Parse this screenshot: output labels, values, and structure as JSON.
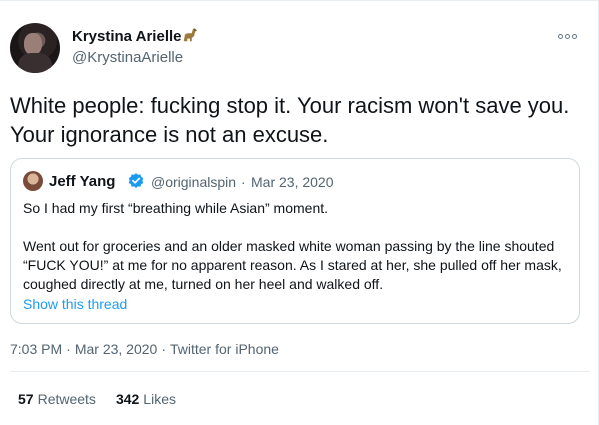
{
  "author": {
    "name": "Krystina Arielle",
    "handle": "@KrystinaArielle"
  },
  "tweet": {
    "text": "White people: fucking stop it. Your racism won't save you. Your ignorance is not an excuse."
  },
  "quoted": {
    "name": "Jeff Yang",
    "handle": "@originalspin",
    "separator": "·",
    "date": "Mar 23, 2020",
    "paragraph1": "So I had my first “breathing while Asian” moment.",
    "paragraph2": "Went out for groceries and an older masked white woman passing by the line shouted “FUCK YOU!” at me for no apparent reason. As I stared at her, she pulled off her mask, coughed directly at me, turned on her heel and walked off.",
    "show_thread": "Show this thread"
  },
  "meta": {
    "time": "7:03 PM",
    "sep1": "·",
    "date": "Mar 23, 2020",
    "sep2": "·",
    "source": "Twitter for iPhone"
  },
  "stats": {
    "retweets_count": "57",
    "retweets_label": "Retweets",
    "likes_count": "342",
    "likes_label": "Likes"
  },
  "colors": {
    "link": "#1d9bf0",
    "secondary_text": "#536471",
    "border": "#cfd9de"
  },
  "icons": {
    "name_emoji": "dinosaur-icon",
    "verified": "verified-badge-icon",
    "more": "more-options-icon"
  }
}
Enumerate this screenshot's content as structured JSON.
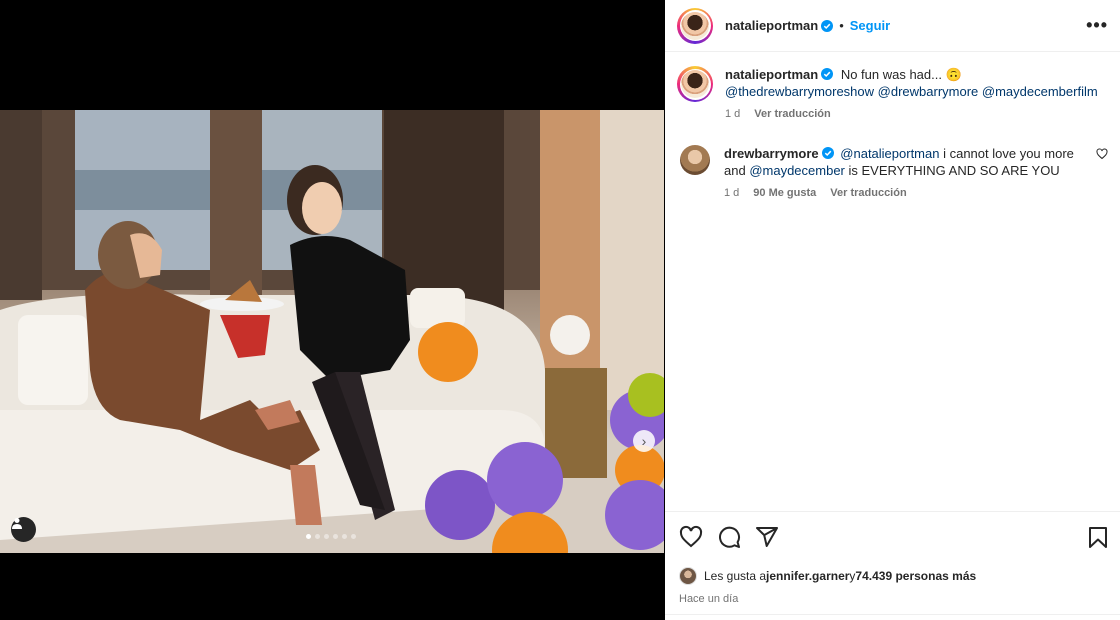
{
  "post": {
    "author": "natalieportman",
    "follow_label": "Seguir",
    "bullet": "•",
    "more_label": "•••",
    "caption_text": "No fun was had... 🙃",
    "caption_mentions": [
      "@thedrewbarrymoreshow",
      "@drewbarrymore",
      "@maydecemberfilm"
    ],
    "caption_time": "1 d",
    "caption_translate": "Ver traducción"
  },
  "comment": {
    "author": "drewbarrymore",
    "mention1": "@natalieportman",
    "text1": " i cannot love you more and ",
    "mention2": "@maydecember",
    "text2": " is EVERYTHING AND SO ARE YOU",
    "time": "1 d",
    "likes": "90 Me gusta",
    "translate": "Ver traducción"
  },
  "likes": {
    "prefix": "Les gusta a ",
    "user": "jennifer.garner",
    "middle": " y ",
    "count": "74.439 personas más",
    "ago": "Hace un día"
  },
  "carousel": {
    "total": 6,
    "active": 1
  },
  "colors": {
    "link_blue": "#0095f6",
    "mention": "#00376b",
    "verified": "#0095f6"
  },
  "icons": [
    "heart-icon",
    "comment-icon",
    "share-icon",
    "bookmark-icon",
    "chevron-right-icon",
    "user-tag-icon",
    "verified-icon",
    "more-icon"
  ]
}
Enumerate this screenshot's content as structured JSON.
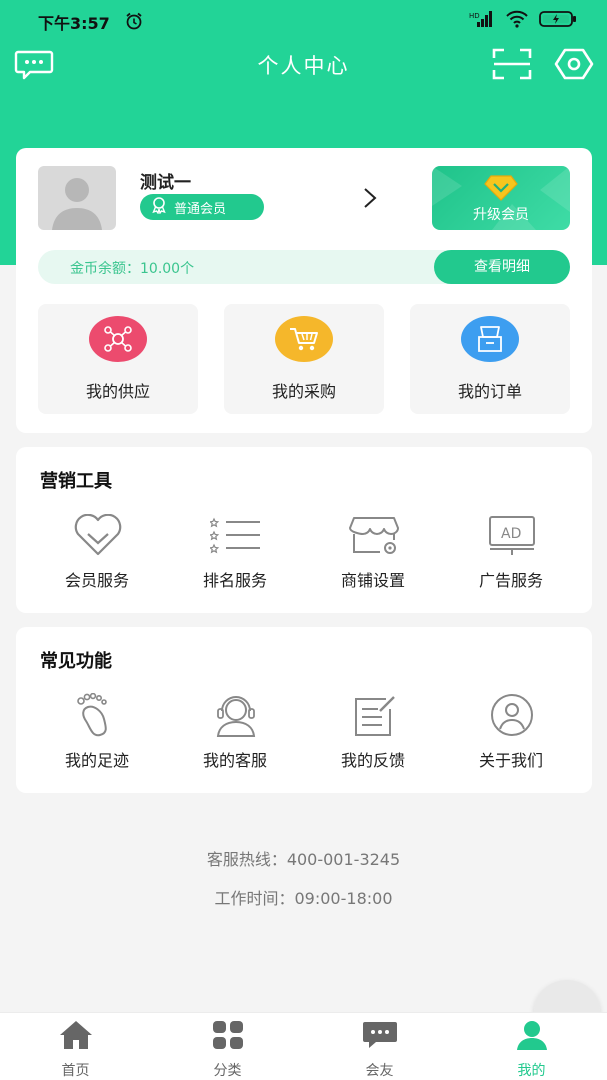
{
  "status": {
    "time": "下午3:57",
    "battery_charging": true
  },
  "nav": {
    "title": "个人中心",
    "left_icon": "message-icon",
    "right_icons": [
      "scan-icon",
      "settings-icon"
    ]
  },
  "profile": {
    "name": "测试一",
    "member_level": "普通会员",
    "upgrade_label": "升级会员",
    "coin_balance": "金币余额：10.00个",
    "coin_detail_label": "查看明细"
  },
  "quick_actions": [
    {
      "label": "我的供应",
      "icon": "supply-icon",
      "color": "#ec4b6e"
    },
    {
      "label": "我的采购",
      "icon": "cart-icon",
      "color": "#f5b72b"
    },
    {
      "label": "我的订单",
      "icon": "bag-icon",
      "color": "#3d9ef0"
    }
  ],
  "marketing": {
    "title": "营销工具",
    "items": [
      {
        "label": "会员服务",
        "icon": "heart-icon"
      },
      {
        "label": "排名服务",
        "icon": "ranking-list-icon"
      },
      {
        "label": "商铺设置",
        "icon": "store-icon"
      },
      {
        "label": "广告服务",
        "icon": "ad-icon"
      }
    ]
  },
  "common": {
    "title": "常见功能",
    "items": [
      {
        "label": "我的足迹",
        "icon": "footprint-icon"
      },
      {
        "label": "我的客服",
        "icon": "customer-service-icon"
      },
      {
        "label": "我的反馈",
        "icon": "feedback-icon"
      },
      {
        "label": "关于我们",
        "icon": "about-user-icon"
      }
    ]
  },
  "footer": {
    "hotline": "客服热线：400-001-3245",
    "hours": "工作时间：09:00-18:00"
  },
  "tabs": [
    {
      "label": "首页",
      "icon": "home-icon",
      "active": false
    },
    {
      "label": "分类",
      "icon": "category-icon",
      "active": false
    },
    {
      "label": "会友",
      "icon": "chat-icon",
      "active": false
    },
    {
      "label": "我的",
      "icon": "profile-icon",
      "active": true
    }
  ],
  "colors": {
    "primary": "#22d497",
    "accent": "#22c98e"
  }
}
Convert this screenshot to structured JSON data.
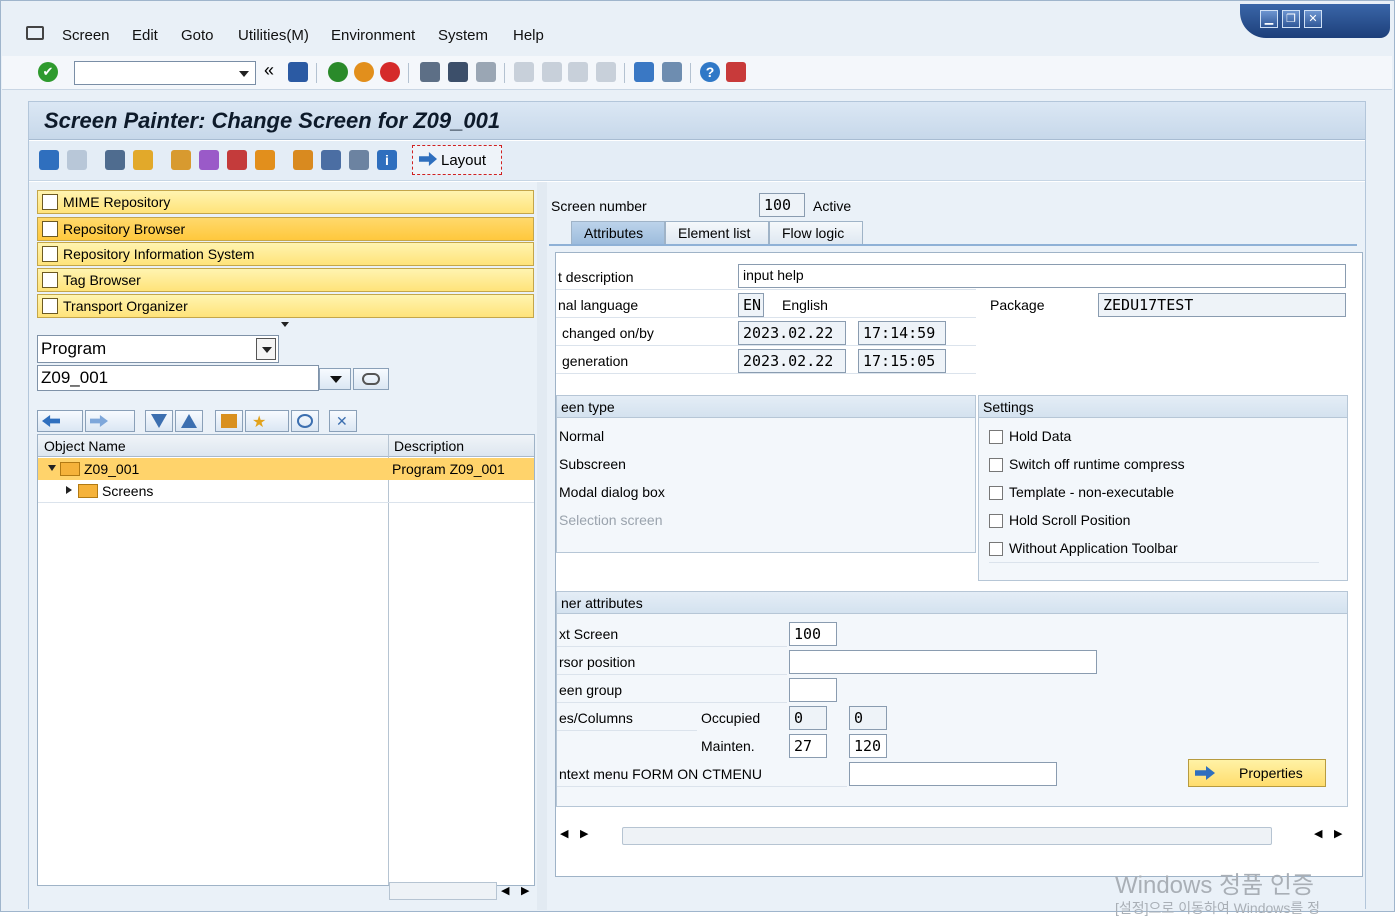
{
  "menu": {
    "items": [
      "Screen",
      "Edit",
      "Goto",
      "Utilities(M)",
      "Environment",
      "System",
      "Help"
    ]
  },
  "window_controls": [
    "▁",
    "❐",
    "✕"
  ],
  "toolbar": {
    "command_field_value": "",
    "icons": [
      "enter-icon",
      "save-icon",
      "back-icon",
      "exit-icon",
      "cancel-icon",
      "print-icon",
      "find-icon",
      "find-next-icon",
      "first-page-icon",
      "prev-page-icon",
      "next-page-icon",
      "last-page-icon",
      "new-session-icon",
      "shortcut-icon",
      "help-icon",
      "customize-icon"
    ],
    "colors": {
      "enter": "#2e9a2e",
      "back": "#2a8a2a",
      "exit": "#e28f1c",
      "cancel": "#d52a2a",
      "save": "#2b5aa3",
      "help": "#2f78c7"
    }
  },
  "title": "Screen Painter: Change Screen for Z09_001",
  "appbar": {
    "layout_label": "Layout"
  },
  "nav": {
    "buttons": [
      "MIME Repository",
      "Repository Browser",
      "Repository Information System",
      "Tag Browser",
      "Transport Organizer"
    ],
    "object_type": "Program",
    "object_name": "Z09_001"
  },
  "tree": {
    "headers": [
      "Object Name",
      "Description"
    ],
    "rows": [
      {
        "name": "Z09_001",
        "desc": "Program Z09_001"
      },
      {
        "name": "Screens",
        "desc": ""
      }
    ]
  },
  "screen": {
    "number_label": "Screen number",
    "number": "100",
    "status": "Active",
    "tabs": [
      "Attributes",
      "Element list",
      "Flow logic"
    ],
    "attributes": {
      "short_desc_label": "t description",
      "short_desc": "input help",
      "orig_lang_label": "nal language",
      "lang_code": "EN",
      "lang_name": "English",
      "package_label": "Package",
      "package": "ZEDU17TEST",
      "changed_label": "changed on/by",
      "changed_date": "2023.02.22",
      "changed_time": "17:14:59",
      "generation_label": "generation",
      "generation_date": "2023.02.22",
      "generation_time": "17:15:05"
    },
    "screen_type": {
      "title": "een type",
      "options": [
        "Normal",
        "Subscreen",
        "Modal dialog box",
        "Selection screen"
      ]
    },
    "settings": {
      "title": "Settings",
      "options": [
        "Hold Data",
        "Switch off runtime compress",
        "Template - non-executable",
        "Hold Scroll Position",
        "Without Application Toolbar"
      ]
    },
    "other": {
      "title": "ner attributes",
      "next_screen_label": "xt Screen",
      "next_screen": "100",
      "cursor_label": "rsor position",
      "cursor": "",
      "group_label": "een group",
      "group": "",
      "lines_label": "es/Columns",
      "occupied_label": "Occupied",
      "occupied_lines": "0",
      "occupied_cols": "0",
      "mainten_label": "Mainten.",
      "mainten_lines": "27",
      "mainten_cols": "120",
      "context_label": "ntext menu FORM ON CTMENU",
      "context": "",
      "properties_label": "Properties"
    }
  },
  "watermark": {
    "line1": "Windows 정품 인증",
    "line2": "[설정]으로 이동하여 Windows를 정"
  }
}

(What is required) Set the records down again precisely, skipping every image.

(Solution to this problem)
Parse this screenshot: output labels, values, and structure as JSON.
{
  "author": {
    "name": "Krystina Arielle",
    "handle": "@KrystinaArielle"
  },
  "tweet": {
    "text": "White people: fucking stop it. Your racism won't save you. Your ignorance is not an excuse."
  },
  "quoted": {
    "name": "Jeff Yang",
    "handle": "@originalspin",
    "separator": "·",
    "date": "Mar 23, 2020",
    "paragraph1": "So I had my first “breathing while Asian” moment.",
    "paragraph2": "Went out for groceries and an older masked white woman passing by the line shouted “FUCK YOU!” at me for no apparent reason. As I stared at her, she pulled off her mask, coughed directly at me, turned on her heel and walked off.",
    "show_thread": "Show this thread"
  },
  "meta": {
    "time": "7:03 PM",
    "sep1": "·",
    "date": "Mar 23, 2020",
    "sep2": "·",
    "source": "Twitter for iPhone"
  },
  "stats": {
    "retweets_count": "57",
    "retweets_label": "Retweets",
    "likes_count": "342",
    "likes_label": "Likes"
  },
  "colors": {
    "link": "#1d9bf0",
    "secondary_text": "#536471",
    "border": "#cfd9de"
  },
  "icons": {
    "name_emoji": "dinosaur-icon",
    "verified": "verified-badge-icon",
    "more": "more-options-icon"
  }
}
Enumerate this screenshot's content as structured JSON.
{
  "post": {
    "author": "natalieportman",
    "follow_label": "Seguir",
    "bullet": "•",
    "more_label": "•••",
    "caption_text": "No fun was had... 🙃",
    "caption_mentions": [
      "@thedrewbarrymoreshow",
      "@drewbarrymore",
      "@maydecemberfilm"
    ],
    "caption_time": "1 d",
    "caption_translate": "Ver traducción"
  },
  "comment": {
    "author": "drewbarrymore",
    "mention1": "@natalieportman",
    "text1": " i cannot love you more and ",
    "mention2": "@maydecember",
    "text2": " is EVERYTHING AND SO ARE YOU",
    "time": "1 d",
    "likes": "90 Me gusta",
    "translate": "Ver traducción"
  },
  "likes": {
    "prefix": "Les gusta a ",
    "user": "jennifer.garner",
    "middle": " y ",
    "count": "74.439 personas más",
    "ago": "Hace un día"
  },
  "carousel": {
    "total": 6,
    "active": 1
  },
  "colors": {
    "link_blue": "#0095f6",
    "mention": "#00376b",
    "verified": "#0095f6"
  },
  "icons": [
    "heart-icon",
    "comment-icon",
    "share-icon",
    "bookmark-icon",
    "chevron-right-icon",
    "user-tag-icon",
    "verified-icon",
    "more-icon"
  ]
}
Enumerate this screenshot's content as structured JSON.
{
  "status": {
    "time": "下午3:57",
    "battery_charging": true
  },
  "nav": {
    "title": "个人中心",
    "left_icon": "message-icon",
    "right_icons": [
      "scan-icon",
      "settings-icon"
    ]
  },
  "profile": {
    "name": "测试一",
    "member_level": "普通会员",
    "upgrade_label": "升级会员",
    "coin_balance": "金币余额：10.00个",
    "coin_detail_label": "查看明细"
  },
  "quick_actions": [
    {
      "label": "我的供应",
      "icon": "supply-icon",
      "color": "#ec4b6e"
    },
    {
      "label": "我的采购",
      "icon": "cart-icon",
      "color": "#f5b72b"
    },
    {
      "label": "我的订单",
      "icon": "bag-icon",
      "color": "#3d9ef0"
    }
  ],
  "marketing": {
    "title": "营销工具",
    "items": [
      {
        "label": "会员服务",
        "icon": "heart-icon"
      },
      {
        "label": "排名服务",
        "icon": "ranking-list-icon"
      },
      {
        "label": "商铺设置",
        "icon": "store-icon"
      },
      {
        "label": "广告服务",
        "icon": "ad-icon"
      }
    ]
  },
  "common": {
    "title": "常见功能",
    "items": [
      {
        "label": "我的足迹",
        "icon": "footprint-icon"
      },
      {
        "label": "我的客服",
        "icon": "customer-service-icon"
      },
      {
        "label": "我的反馈",
        "icon": "feedback-icon"
      },
      {
        "label": "关于我们",
        "icon": "about-user-icon"
      }
    ]
  },
  "footer": {
    "hotline": "客服热线：400-001-3245",
    "hours": "工作时间：09:00-18:00"
  },
  "tabs": [
    {
      "label": "首页",
      "icon": "home-icon",
      "active": false
    },
    {
      "label": "分类",
      "icon": "category-icon",
      "active": false
    },
    {
      "label": "会友",
      "icon": "chat-icon",
      "active": false
    },
    {
      "label": "我的",
      "icon": "profile-icon",
      "active": true
    }
  ],
  "colors": {
    "primary": "#22d497",
    "accent": "#22c98e"
  }
}
Convert this screenshot to structured JSON data.
{
  "menu": {
    "items": [
      "Screen",
      "Edit",
      "Goto",
      "Utilities(M)",
      "Environment",
      "System",
      "Help"
    ]
  },
  "window_controls": [
    "▁",
    "❐",
    "✕"
  ],
  "toolbar": {
    "command_field_value": "",
    "icons": [
      "enter-icon",
      "save-icon",
      "back-icon",
      "exit-icon",
      "cancel-icon",
      "print-icon",
      "find-icon",
      "find-next-icon",
      "first-page-icon",
      "prev-page-icon",
      "next-page-icon",
      "last-page-icon",
      "new-session-icon",
      "shortcut-icon",
      "help-icon",
      "customize-icon"
    ],
    "colors": {
      "enter": "#2e9a2e",
      "back": "#2a8a2a",
      "exit": "#e28f1c",
      "cancel": "#d52a2a",
      "save": "#2b5aa3",
      "help": "#2f78c7"
    }
  },
  "title": "Screen Painter: Change Screen for Z09_001",
  "appbar": {
    "layout_label": "Layout"
  },
  "nav": {
    "buttons": [
      "MIME Repository",
      "Repository Browser",
      "Repository Information System",
      "Tag Browser",
      "Transport Organizer"
    ],
    "object_type": "Program",
    "object_name": "Z09_001"
  },
  "tree": {
    "headers": [
      "Object Name",
      "Description"
    ],
    "rows": [
      {
        "name": "Z09_001",
        "desc": "Program Z09_001"
      },
      {
        "name": "Screens",
        "desc": ""
      }
    ]
  },
  "screen": {
    "number_label": "Screen number",
    "number": "100",
    "status": "Active",
    "tabs": [
      "Attributes",
      "Element list",
      "Flow logic"
    ],
    "attributes": {
      "short_desc_label": "t description",
      "short_desc": "input help",
      "orig_lang_label": "nal language",
      "lang_code": "EN",
      "lang_name": "English",
      "package_label": "Package",
      "package": "ZEDU17TEST",
      "changed_label": "changed on/by",
      "changed_date": "2023.02.22",
      "changed_time": "17:14:59",
      "generation_label": "generation",
      "generation_date": "2023.02.22",
      "generation_time": "17:15:05"
    },
    "screen_type": {
      "title": "een type",
      "options": [
        "Normal",
        "Subscreen",
        "Modal dialog box",
        "Selection screen"
      ]
    },
    "settings": {
      "title": "Settings",
      "options": [
        "Hold Data",
        "Switch off runtime compress",
        "Template - non-executable",
        "Hold Scroll Position",
        "Without Application Toolbar"
      ]
    },
    "other": {
      "title": "ner attributes",
      "next_screen_label": "xt Screen",
      "next_screen": "100",
      "cursor_label": "rsor position",
      "cursor": "",
      "group_label": "een group",
      "group": "",
      "lines_label": "es/Columns",
      "occupied_label": "Occupied",
      "occupied_lines": "0",
      "occupied_cols": "0",
      "mainten_label": "Mainten.",
      "mainten_lines": "27",
      "mainten_cols": "120",
      "context_label": "ntext menu FORM ON CTMENU",
      "context": "",
      "properties_label": "Properties"
    }
  },
  "watermark": {
    "line1": "Windows 정품 인증",
    "line2": "[설정]으로 이동하여 Windows를 정"
  }
}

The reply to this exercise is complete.